THE GOSPEL. S. Matthew 21. 1-13
“The night is far spent”
There are degrees of darkness. There is the literal darkness of the night in the twilight of the year. There is the metaphorical darkness of civilisations and cultures in their decay and disarray. There is the social and economic darkness of communities and families in their distress and dismay. There is the darkness of institutions when they betray their foundational and governing principles. There is the darkness of souls in psychological confusion - distraught, anxious, angry and fearful. The “far spent night” is the hour of deepest darkness.
In one way or another, these darknesses are all forms of spiritual darkness. They all belong to the darkness of sin and doubt, the darkness of death and dying, the darkness of despair. The darkness of despair is the deepest darkness, the darkness of the “far spent night” of the soul, the darkness of darkness itself, as it were. Why? Because it is the darkness of denial. Despair is the denial of desire.
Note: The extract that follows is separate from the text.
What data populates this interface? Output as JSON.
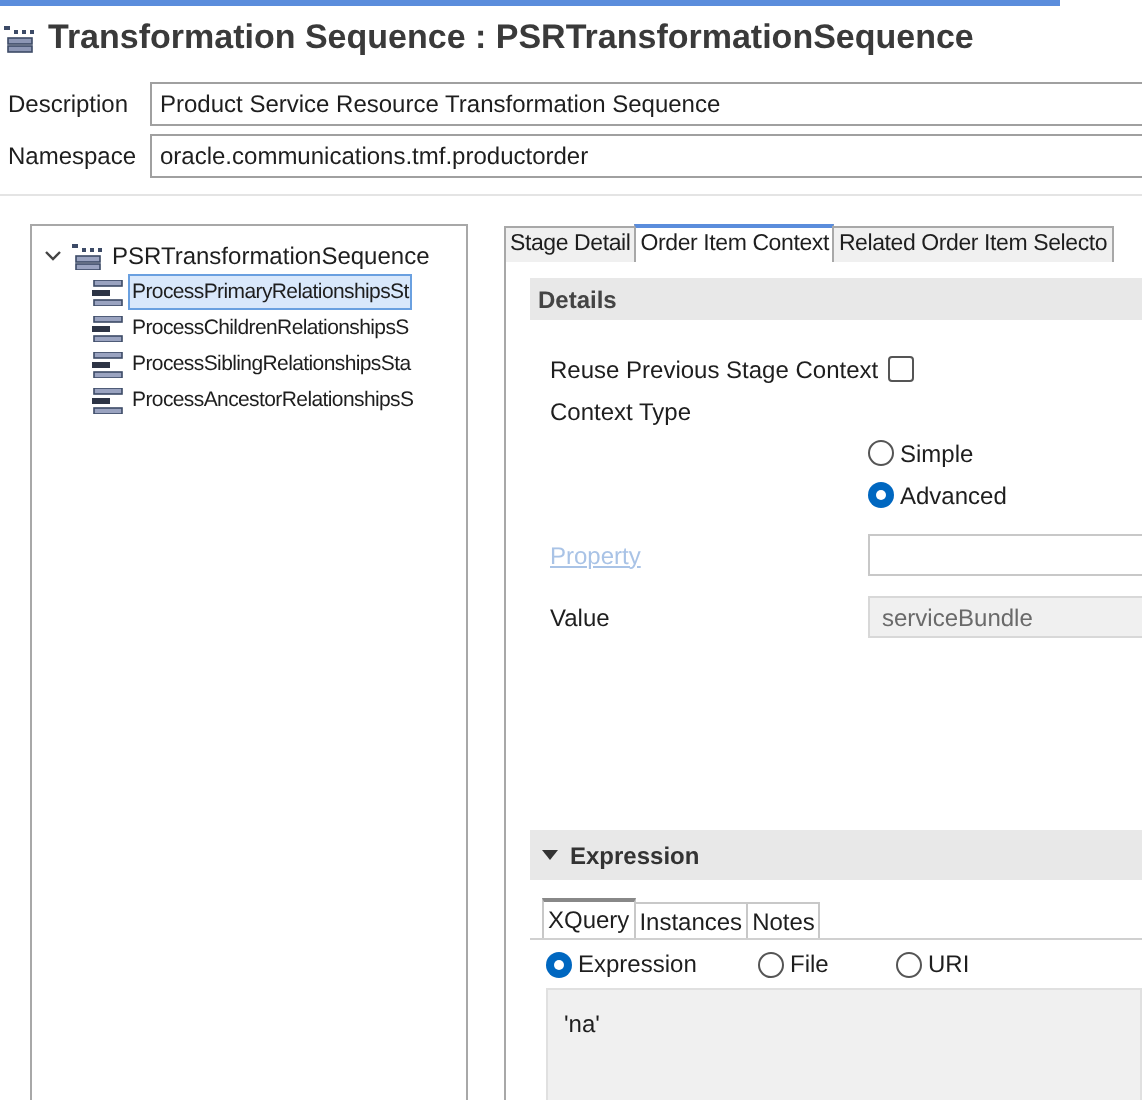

It signals the rejection of the possibilities of light, of faith; the rejection of the possibilities of hope, of what is looked for; and the rejection of the possibilities of love, of what is embraced in the knowing delight of what is good and true, of what is holy and beautiful.
Advent begins in the quiet darkness of the year, to be sure. But Advent looks to the coming of the light. It is the season of revelation - our knowing in faith what God reveals to us. It is the season of hope - our looking to God in holy expectation. It is the season of love - our embrace of God’s love coming towards us.
It belongs to the spiritual nature of Advent to name the darkness; the darkness within and without. To do so is to be alive to the possibilities of grace and salvation. It means to know ourselves, not simply in the darkness, but through the darkness in the greater light of God.
To name the darkness is to name our need. That is part of the awakening. We look beyond ourselves, beyond the darkness which we so often find within ourselves. We look to God. Advent is the strong reminder of the necessity of our looking to God. But it is our looking to God in his coming towards us. Ultimately, we can only truly name the darkness in his light. He is the light which defines the darkness. The darkness does not define the light.
Advent reminds us of God’s coming to us. It reminds us of the light that is greater than the darkness. Advent is simply the coming of God towards us. There is his coming “then” at “the fullness of time”, “when” all things were ready. There is his coming “now” in the grace-ordered forms of our lives, in Word and Sacrament and in the forms of grace which flow out into our lives in acts of kindness and service and sacrifice. There is his coming “at the end of time”, for each of us individually “at the hour of our death” and for all of us collectively.
These comings - these Advents of God - are themselves judgment and salvation. The darknesses are judgment. But to know the darkness is also to know salvation. The salvation is the light which encompasses and gathers the darkness into itself. There is at once a deepening of the darkness and an intensification of the light.
Advent reminds us of the light of salvation. It is about our being found in God’s knowing love for us. It signals that coming of God towards us so that we might begin again in faith, in hope and in love. There is simply our looking towards the one who comes.
In the great gospel for this day, Christ comes to Jerusalem. He enters the city triumphantly. It is a royal procession. The King has come to his own city. All is light and grace and glory, it seems. “Hosanna to the Son of David; Blessed is he that cometh in the Name of the Lord; Hosanna in the highest”, the multitudes that went before, and that followed cry, both those who went before, them, and those that followed, us. But is it not that “he came unto his own and his own received him not”, as we shall hear again at Christmas? “Who is this?”, the whole city was moved to say with wonder and in perplexity. We know the story. The King - God’s own Word and Son - will be rejected. All that is light and life ends in darkness and death, it seems; the darkness of Good Friday and Holy Saturday, the darkness of the cross and the grave.
And yet, this will be the real triumph, the entry of the King into the things of his own. He will reign from the tree. Through the darkness of our sin and death, through the darkness of our rejection and denial of him, through the darkness of the “far spent night”, the darkness of our despair named in him -“my God, my God, why hast thou forsaken me” – will come the greater light of salvation.
Advent not only reminds us of his coming but deepens our understanding of its meaning. It intends that we might come to know more fully and more truly the one who has come to us. His coming names our darkness in the greater light of his love. Advent is our wake-up call. It means to look again towards him who comes knowing our darkness, the darkness of our refusal and rejection of him.
He wants us to know the darkness of the “far spent night” in light of his grace, the grace of his coming towards us. He has embraced our darkness in his love. He has made a path of light for us through the darkness, even the darkness of the “far spent night”. He comes that we might know and receive him even through the darkness of our refusals to receive him. He comes “unto his own” in the greater power of his light and grace, making a way to him even through the patterns of our sin-twisted lives. His coming calls us to repentance; this is the royal way of Advent.
“The night is far spent”, to be sure, but “the day is at hand; let us therefore cast of the works of darkness, and let us put on the armour of light”. The light of Christ awaits us.
Father Ed Bakker,
Anglican Catholic Church/Original Province,
Mission of Saint Aidan of Lindisfarne,